France Montage

The Animoto treatment on some of my pictures from France.
You can see the whole set on SmugMug and the highlights on Flickr. UPDATE: The ad is gone now - and I remixed it with much better results. Each time you remix you get a different version and I find it's often worth trying it a few times for the best result.

2008 in 40 seconds

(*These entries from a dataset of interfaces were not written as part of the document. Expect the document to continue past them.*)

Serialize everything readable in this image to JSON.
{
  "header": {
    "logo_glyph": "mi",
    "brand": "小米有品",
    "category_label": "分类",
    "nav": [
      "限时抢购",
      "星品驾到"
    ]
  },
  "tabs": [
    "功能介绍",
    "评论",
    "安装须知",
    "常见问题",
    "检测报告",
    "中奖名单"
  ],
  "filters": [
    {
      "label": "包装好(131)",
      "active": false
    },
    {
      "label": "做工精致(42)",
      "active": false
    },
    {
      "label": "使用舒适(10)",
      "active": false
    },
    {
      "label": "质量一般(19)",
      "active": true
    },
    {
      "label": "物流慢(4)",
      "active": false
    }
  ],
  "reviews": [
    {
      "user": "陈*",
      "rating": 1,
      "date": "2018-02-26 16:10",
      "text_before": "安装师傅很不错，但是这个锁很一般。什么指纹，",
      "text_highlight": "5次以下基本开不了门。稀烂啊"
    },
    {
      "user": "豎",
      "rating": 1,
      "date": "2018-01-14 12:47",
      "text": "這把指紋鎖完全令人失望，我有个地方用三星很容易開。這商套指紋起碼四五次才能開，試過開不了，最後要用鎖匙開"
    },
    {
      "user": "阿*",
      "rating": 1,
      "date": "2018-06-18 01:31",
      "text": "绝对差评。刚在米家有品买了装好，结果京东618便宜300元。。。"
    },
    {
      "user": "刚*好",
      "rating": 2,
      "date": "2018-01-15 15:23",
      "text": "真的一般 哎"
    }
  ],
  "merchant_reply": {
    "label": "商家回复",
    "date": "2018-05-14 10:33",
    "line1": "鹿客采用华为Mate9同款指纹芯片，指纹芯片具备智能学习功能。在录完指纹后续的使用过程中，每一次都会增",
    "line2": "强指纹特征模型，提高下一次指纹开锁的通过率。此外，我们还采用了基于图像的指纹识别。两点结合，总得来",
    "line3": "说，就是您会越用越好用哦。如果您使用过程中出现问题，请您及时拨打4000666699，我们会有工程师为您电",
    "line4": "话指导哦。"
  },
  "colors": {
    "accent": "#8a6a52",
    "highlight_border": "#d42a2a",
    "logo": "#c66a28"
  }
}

2008 was a difficult, contentious, exciting, and ultimately momentous year, but while the affairs of men boil away, life and nature serenely continue on. This beautiful time lapse movie from Erik Sondheim really captures the eternal heartbeat of life. It's worth the trip to Erik's site to see how he did it and watch the full two minute HD version. Good news: he just got a 5D Mark II so next year's video should be even more mind boggling.
Here's to a happy, peaceful, and prosperous 2009 for all of us all over the world.
Page 1 ... 3 4 5 6 7 ... 286 Next 5 Entries »